The book Primary Colors was made
into the movie Primary Colors.
Movie details for Primary Colors
The movie was released in
1998 and directed by Mike Nichols, who also directed Postcards from the Edge (1990).
Primary Colors was produced by Universal Studios.
More information on the movie is available on Amazon.com and also IMDb.
Actors on this movie include John Travolta, Emma Thompson, Billy Bob Thornton, Kathy Bates, Adrian Lester, Maura Tierney, Larry Hagman, Diane Ladd, Paul Guilfoyle (II), Rebecca Walker, Caroline Aaron, Tommy Hollis, Rob Reiner, Ben Jones, J.C. Quinn, Allison Janney, Robert Klein, Mykelti Williamson, James Denton and Leontine Guilliard.
Read More About This Movie
Based on the novel by Anonymous (a.k.a. political reporter Joe Klein) and released when the Monica Lewinsky scandal was in full swing, Primary Colors may have been a case of too much, too soon for many moviegoers, who preferred the real-life Clinton crisi... Read More
Based on the novel by Anonymous (a.k.a. political reporter Joe Klein) and released when the Monica Lewinsky scandal was in full swing, Primary Colors may have been a case of too much, too soon for many moviegoers, who preferred the real-life Clinton crisis over the movie's thinly disguised "Clintonesque" comedy.

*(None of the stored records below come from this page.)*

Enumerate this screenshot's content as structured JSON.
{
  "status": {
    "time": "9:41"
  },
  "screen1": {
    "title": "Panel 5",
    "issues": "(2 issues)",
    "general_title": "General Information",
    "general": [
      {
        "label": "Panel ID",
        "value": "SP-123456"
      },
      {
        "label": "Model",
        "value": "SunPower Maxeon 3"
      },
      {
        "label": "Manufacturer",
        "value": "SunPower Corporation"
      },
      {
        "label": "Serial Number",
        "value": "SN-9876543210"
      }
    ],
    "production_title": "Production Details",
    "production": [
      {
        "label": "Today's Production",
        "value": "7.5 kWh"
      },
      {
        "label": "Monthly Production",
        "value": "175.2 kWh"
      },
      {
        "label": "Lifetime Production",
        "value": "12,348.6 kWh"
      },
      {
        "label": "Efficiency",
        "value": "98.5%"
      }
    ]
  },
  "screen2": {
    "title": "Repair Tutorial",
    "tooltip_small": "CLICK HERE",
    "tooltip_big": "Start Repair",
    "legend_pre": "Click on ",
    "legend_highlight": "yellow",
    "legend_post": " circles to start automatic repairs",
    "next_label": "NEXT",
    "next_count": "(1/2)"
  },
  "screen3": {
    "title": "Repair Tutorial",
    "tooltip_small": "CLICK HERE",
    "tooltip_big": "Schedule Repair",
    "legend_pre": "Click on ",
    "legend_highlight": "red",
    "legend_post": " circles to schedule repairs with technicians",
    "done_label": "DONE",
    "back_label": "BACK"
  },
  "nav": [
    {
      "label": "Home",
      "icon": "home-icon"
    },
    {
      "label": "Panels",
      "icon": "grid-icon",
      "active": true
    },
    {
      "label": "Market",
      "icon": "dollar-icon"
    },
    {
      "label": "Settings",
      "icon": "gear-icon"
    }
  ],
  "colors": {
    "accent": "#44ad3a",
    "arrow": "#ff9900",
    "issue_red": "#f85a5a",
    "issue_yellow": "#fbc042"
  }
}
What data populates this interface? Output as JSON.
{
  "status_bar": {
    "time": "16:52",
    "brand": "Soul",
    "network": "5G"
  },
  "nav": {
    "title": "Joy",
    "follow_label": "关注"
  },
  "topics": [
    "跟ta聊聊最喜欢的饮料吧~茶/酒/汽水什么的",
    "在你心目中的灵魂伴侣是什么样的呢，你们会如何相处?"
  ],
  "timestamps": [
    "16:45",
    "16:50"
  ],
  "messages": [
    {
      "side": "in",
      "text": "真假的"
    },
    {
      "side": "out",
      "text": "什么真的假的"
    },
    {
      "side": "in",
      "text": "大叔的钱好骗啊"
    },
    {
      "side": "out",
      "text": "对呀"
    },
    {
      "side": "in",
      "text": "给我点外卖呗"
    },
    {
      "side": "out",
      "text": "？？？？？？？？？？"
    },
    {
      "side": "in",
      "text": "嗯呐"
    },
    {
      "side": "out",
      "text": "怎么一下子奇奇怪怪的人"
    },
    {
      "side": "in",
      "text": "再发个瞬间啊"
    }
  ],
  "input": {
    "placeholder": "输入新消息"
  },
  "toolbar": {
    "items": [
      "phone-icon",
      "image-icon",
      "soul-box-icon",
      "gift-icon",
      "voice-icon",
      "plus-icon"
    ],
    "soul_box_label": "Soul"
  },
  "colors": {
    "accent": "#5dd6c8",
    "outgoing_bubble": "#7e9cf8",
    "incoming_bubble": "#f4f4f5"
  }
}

The general public felt that the film was exploiting the president's indiscretions, and as a result one of the most critically acclaimed movies of 1998 was a box-office disappointment. But when considered apart from the Clinton scandals and judged on its own considerable merits, this superb comedy-drama provides an illuminating, insightful, and frequently hilarious look at the harsh realities of presidential politics. John Travolta stars as Jack Stanton, a presidential hopeful whose campaign is challenged by dual dilemmas: how to squelch a scandal involving the candidate's alleged sex with an underage girl, and how to handle information that could potentially ruin Stanton's opponent (superbly played by Larry Hagman). Stanton's wife (Emma Thompson) stands by her man despite awareness of his infidelities, but his loyal campaign planners (played by Billy Bob Thornton, Maura Tierney, and promising newcomer Adrian Lester) experience a crisis of conscience. So does one of the Stantons' oldest friends (Kathy Bates, in an Oscar-nominated role), whose sense of betrayal and lost idealism proves too much to bear. Masterfully adapted by director Mike Nichols and his former-comedy-partner-turned-screenwriter, Elaine May, Primary Colors plays like a sophisticated comedy with loads of memorable scenes and dialogue, but it sneaks up on you with devastating dramatic impact. Anchored by Travolta's superb performance (which is reminiscent of Clinton without being a cheap impersonation), the movie presents a story of great moral complexity and leaves viewers to contemplate their own reactions to the volatile and ethically complicated game of modern politics. --Jeff Shannon